Negative splitting in swimming refers to the strategy of completing the second half of a race faster than the first half. This technique not only conserves energy during the initial stages but can also give swimmers the competitive edge needed to outpace opponents in the crucial final moments. Understanding and mastering this approach can significantly enhance your performance in the water.

Strategies for Effective Negative Splitting

To achieve a successful negative split, swimmers must focus on pacing. Initially, start at a steady, controlled pace, ensuring not to exert too much energy too soon. This requires a deep understanding of your own swimming capabilities and limits. Gradually increase your pace as the race progresses, with the goal of exerting maximum effort in the final laps. This technique demands rigorous practice and precise timing to perfect.

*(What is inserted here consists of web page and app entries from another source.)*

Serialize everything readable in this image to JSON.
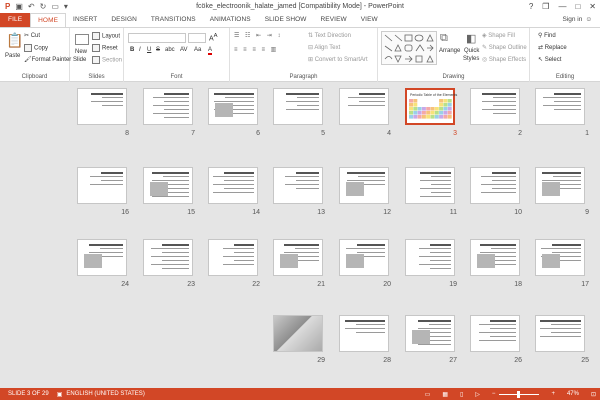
{
  "app": {
    "title": "fcöke_electroonik_halate_jamed [Compatibility Mode] - PowerPoint",
    "sign_in": "Sign in"
  },
  "qat": [
    "save-icon",
    "undo-icon",
    "redo-icon",
    "present-icon",
    "customize-icon"
  ],
  "window_buttons": {
    "help": "?",
    "restore": "❐",
    "minimize": "—",
    "maximize": "□",
    "close": "✕"
  },
  "tabs": [
    "FILE",
    "HOME",
    "INSERT",
    "DESIGN",
    "TRANSITIONS",
    "ANIMATIONS",
    "SLIDE SHOW",
    "REVIEW",
    "VIEW"
  ],
  "active_tab": "HOME",
  "ribbon": {
    "clipboard": {
      "label": "Clipboard",
      "paste": "Paste",
      "cut": "Cut",
      "copy": "Copy",
      "format_painter": "Format Painter"
    },
    "slides": {
      "label": "Slides",
      "new_slide": "New",
      "new_slide2": "Slide",
      "layout": "Layout",
      "reset": "Reset",
      "section": "Section"
    },
    "font": {
      "label": "Font",
      "bold": "B",
      "italic": "I",
      "underline": "U",
      "strike": "S",
      "shadow": "abc",
      "spacing": "AV",
      "case": "Aa",
      "color": "A"
    },
    "paragraph": {
      "label": "Paragraph",
      "text_direction": "Text Direction",
      "align_text": "Align Text",
      "convert_smartart": "Convert to SmartArt"
    },
    "drawing": {
      "label": "Drawing",
      "arrange": "Arrange",
      "quick_styles": "Quick",
      "quick_styles2": "Styles",
      "shape_fill": "Shape Fill",
      "shape_outline": "Shape Outline",
      "shape_effects": "Shape Effects"
    },
    "editing": {
      "label": "Editing",
      "find": "Find",
      "replace": "Replace",
      "select": "Select"
    }
  },
  "slides": [
    {
      "num": "1"
    },
    {
      "num": "2"
    },
    {
      "num": "3"
    },
    {
      "num": "4"
    },
    {
      "num": "5"
    },
    {
      "num": "6"
    },
    {
      "num": "7"
    },
    {
      "num": "8"
    },
    {
      "num": "9"
    },
    {
      "num": "10"
    },
    {
      "num": "11"
    },
    {
      "num": "12"
    },
    {
      "num": "13"
    },
    {
      "num": "14"
    },
    {
      "num": "15"
    },
    {
      "num": "16"
    },
    {
      "num": "17"
    },
    {
      "num": "18"
    },
    {
      "num": "19"
    },
    {
      "num": "20"
    },
    {
      "num": "21"
    },
    {
      "num": "22"
    },
    {
      "num": "23"
    },
    {
      "num": "24"
    },
    {
      "num": "25"
    },
    {
      "num": "26"
    },
    {
      "num": "27"
    },
    {
      "num": "28"
    },
    {
      "num": "29"
    }
  ],
  "selected_slide": "3",
  "slide3_title": "Periodic Table of the Elements",
  "status": {
    "slide_info": "SLIDE 3 OF 29",
    "language": "ENGLISH (UNITED STATES)",
    "zoom": "47%",
    "zoom_level": 0.47
  },
  "colors": {
    "accent": "#d24726",
    "workarea": "#e5e5e5"
  }
}
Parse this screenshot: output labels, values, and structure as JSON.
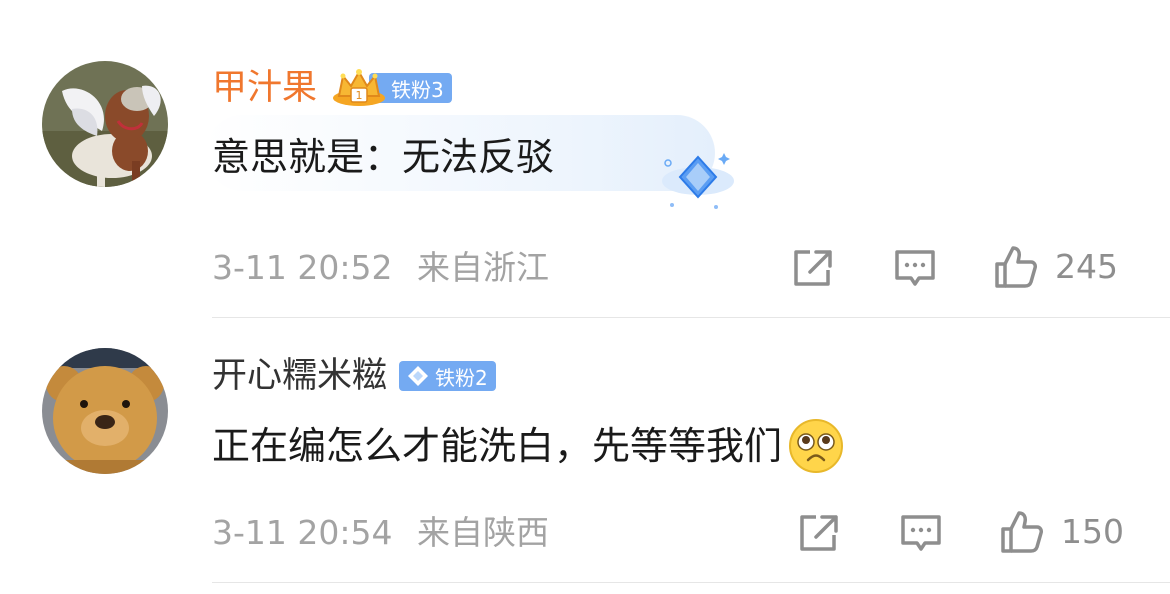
{
  "colors": {
    "vip_name": "#f0772e",
    "name": "#333333",
    "text": "#1a1a1a",
    "meta": "#a3a3a3",
    "badge": "#74aaf2",
    "divider": "#e6e6e6"
  },
  "comments": [
    {
      "username": "甲汁果",
      "badge_label": "铁粉3",
      "badge_icon": "crown-icon",
      "text": "意思就是：无法反驳",
      "timestamp": "3-11 20:52",
      "location": "来自浙江",
      "likes": "245",
      "decoration": "diamond-sparkle-bubble"
    },
    {
      "username": "开心糯米糍",
      "badge_label": "铁粉2",
      "badge_icon": "diamond-icon",
      "text": "正在编怎么才能洗白，先等等我们",
      "timestamp": "3-11 20:54",
      "location": "来自陕西",
      "likes": "150",
      "emoji": "pleading-face-emoji"
    }
  ]
}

Another key aspect involves mental preparation. Swimmers should visualize their race strategy, dividing it into sections and focusing on maintaining a relaxed yet swift form through the initial phase. The mental fortitude to hold back when every instinct tells you to go faster is crucial. It’s not just about physical conditioning but equally about mental discipline.

Employing drills that simulate the negative splitting technique during training sessions can also be highly beneficial. Work with your coach to incorporate sets that start at a moderate pace and gradually increase to race pace or faster. This not only builds your physical stamina but also sharpens your sense of pacing, essential for executing a successful negative split.